Work order> Show all lines containing "информационной" from the data below.

*** Opening Supplied entries ***

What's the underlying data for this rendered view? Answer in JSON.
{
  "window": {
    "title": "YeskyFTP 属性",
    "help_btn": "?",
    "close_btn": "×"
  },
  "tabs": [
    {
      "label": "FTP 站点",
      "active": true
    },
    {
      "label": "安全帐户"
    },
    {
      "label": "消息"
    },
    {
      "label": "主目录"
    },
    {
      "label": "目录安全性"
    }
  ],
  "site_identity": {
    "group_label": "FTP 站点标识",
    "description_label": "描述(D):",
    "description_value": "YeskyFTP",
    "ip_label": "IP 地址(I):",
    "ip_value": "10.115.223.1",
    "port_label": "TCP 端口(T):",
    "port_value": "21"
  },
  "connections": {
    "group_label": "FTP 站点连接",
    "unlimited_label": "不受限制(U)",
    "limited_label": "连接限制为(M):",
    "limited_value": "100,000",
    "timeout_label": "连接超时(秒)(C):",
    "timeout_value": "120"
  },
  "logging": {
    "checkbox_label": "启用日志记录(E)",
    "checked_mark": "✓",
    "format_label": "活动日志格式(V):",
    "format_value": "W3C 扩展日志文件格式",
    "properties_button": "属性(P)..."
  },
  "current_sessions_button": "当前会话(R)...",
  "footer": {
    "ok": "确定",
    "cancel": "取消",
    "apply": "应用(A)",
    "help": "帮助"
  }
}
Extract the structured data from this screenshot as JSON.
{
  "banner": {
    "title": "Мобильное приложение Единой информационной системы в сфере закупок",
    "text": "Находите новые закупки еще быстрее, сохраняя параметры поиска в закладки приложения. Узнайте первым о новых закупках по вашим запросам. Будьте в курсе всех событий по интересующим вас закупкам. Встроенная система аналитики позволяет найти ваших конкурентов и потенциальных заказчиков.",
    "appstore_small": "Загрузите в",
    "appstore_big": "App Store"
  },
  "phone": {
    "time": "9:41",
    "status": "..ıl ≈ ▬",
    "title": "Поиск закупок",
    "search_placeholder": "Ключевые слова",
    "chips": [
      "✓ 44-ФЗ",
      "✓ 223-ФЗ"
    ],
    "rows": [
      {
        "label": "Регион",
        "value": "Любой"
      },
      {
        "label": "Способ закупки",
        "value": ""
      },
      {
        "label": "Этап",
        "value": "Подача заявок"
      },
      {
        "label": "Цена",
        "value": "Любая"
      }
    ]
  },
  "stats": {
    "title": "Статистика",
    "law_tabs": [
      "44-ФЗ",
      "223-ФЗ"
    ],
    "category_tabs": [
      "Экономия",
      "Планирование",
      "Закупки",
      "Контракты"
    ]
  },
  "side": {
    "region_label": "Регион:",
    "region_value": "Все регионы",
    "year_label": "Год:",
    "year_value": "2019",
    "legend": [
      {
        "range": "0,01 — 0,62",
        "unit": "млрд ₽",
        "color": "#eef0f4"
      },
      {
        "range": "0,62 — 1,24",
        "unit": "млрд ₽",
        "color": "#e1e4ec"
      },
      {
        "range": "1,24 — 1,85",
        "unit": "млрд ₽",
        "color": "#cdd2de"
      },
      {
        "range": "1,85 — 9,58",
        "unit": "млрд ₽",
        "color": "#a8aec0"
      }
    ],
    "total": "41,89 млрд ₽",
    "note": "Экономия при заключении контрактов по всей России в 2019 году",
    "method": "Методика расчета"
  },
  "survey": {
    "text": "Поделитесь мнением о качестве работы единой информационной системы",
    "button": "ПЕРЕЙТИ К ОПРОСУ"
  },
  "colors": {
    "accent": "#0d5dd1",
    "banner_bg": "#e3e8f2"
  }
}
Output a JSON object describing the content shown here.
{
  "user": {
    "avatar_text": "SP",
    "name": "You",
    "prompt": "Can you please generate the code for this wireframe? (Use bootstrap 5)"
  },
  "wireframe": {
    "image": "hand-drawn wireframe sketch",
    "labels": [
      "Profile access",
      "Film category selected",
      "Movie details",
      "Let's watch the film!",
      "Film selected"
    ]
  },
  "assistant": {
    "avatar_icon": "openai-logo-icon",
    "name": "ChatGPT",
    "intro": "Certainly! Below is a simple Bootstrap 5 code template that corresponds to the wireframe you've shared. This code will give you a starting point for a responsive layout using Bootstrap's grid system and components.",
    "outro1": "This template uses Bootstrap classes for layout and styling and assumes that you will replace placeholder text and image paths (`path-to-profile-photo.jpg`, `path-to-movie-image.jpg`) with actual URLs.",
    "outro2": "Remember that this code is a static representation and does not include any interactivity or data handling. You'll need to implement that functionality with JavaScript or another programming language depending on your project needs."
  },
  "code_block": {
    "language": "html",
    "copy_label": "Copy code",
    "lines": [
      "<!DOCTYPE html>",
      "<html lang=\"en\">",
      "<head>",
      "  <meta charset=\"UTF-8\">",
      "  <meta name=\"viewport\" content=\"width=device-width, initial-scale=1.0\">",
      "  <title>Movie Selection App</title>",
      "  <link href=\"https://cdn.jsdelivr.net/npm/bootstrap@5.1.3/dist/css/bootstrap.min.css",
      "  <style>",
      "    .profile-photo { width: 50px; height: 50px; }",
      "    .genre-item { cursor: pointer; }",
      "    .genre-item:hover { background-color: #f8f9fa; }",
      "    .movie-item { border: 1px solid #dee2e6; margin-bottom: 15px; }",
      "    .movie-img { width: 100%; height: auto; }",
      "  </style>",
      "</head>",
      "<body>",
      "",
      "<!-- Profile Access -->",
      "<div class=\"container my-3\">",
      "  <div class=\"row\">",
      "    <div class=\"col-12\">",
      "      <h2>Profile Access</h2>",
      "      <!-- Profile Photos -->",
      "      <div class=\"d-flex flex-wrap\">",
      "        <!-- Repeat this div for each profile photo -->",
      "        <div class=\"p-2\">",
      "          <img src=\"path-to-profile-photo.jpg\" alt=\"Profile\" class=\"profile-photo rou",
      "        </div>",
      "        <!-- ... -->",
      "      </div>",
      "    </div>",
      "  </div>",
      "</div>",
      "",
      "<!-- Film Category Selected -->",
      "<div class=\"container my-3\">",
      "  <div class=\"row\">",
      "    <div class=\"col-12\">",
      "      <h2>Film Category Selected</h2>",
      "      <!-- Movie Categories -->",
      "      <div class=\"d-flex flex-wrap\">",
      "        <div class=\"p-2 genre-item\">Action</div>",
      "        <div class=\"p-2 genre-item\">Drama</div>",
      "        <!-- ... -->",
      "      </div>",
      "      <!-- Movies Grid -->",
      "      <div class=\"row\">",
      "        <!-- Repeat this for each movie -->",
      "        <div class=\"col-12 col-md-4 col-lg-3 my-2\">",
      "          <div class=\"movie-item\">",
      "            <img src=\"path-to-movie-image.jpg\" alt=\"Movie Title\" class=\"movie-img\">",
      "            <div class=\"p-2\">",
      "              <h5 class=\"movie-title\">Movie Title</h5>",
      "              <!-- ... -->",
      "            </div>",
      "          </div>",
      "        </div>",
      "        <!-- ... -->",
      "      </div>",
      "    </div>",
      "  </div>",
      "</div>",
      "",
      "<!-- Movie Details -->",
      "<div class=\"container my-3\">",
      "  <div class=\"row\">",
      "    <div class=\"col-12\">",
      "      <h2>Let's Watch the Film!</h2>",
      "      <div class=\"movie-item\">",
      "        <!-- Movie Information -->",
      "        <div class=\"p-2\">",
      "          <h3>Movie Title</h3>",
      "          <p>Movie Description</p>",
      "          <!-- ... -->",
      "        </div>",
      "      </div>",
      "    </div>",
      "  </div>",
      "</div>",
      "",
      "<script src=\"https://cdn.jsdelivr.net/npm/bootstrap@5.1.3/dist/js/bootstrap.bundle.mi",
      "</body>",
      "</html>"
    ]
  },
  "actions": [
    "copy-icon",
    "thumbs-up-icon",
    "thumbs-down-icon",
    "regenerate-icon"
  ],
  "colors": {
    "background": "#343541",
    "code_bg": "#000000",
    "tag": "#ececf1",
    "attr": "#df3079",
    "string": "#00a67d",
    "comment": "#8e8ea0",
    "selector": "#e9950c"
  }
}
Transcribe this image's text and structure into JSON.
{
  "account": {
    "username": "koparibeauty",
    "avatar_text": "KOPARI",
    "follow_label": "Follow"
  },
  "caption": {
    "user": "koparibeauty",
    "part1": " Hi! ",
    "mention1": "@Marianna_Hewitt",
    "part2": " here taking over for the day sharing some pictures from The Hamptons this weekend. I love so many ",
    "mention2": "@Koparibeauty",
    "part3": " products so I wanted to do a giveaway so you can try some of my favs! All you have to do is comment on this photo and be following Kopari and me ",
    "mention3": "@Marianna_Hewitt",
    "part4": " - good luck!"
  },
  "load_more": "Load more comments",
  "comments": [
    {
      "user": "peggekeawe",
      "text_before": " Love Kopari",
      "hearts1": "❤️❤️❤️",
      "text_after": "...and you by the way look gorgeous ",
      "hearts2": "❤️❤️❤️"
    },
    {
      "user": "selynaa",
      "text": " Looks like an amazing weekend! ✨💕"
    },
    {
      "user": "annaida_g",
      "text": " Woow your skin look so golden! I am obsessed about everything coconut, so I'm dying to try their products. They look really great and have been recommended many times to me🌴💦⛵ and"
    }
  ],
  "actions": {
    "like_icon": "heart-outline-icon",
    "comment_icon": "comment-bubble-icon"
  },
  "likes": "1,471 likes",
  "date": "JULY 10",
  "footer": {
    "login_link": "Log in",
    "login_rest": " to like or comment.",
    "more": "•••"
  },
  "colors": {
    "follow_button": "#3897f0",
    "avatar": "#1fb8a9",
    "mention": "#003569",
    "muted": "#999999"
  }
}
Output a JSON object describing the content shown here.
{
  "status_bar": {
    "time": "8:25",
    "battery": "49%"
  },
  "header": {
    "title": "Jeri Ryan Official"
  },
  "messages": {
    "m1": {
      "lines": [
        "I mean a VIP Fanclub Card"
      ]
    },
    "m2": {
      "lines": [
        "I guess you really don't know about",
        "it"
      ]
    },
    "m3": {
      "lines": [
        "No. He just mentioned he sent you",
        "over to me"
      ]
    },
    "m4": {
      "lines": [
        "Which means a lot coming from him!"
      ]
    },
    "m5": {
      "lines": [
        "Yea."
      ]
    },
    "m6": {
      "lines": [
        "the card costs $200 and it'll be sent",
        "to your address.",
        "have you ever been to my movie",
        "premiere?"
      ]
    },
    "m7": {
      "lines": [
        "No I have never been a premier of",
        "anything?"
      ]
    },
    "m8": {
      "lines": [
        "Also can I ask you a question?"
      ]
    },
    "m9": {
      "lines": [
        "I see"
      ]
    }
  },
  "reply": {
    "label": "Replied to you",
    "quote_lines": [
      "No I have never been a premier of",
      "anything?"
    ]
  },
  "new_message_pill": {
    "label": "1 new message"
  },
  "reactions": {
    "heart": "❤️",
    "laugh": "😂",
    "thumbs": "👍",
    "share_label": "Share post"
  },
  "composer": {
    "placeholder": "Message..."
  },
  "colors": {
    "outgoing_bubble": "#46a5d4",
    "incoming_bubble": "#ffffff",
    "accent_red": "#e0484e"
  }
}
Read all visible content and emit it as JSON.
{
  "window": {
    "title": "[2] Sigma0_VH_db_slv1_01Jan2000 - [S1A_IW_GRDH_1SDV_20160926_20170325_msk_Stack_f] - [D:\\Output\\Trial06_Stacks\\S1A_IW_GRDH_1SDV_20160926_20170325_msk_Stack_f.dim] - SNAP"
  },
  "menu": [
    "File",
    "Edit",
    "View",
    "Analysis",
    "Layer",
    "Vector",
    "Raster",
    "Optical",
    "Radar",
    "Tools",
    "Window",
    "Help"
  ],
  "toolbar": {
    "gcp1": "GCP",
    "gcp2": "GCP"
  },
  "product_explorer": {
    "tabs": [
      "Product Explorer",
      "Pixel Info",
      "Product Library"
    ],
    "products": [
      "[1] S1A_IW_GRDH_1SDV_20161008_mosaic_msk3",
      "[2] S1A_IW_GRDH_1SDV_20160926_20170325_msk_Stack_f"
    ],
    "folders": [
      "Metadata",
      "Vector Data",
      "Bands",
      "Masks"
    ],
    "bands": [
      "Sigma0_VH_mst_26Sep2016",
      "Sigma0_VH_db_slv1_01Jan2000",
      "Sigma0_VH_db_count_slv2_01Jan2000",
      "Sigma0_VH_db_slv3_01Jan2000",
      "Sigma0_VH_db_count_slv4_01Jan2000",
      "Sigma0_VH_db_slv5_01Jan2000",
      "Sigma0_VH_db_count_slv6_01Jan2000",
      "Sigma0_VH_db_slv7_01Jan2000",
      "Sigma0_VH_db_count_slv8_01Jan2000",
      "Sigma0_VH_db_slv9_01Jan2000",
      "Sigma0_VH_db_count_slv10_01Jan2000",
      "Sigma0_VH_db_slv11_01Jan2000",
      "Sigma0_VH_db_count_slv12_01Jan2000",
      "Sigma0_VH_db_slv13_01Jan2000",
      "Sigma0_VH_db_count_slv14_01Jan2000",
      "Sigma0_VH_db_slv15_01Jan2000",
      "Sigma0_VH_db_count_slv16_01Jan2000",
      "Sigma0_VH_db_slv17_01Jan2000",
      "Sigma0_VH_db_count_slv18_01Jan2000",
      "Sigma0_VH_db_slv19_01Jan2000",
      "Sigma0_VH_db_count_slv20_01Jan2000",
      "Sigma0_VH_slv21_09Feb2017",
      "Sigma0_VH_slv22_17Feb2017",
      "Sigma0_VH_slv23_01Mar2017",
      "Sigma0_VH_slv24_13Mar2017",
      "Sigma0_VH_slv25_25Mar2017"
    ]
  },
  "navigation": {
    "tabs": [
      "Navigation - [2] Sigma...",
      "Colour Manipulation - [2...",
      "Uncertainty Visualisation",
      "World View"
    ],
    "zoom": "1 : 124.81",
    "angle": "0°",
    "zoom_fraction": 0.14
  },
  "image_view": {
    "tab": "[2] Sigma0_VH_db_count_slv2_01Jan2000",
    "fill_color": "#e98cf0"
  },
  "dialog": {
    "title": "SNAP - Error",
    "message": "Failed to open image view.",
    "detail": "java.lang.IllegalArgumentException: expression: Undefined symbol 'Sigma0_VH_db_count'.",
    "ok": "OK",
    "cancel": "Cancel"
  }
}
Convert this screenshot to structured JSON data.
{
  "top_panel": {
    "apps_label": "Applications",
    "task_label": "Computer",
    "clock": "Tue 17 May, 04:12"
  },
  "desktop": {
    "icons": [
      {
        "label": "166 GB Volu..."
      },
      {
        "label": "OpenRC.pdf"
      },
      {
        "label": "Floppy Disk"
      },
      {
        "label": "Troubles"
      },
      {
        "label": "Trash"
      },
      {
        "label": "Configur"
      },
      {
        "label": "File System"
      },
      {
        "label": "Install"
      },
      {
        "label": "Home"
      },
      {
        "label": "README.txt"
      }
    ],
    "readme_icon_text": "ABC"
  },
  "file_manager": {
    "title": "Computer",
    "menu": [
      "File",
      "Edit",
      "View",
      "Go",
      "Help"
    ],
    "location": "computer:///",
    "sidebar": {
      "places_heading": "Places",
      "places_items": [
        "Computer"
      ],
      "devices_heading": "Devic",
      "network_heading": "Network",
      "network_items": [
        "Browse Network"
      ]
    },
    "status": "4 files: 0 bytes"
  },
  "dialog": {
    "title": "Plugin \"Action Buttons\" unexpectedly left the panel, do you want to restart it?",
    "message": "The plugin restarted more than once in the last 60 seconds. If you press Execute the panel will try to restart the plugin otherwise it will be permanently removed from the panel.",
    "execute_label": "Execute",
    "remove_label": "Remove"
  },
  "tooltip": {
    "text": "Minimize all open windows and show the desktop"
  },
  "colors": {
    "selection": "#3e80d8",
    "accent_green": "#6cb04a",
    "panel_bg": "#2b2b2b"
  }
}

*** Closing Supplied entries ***

Solution to this problem>
    "title": "Мобильное приложение Единой информационной системы в сфере закупок",
    "text": "Поделитесь мнением о качестве работы единой информационной системы",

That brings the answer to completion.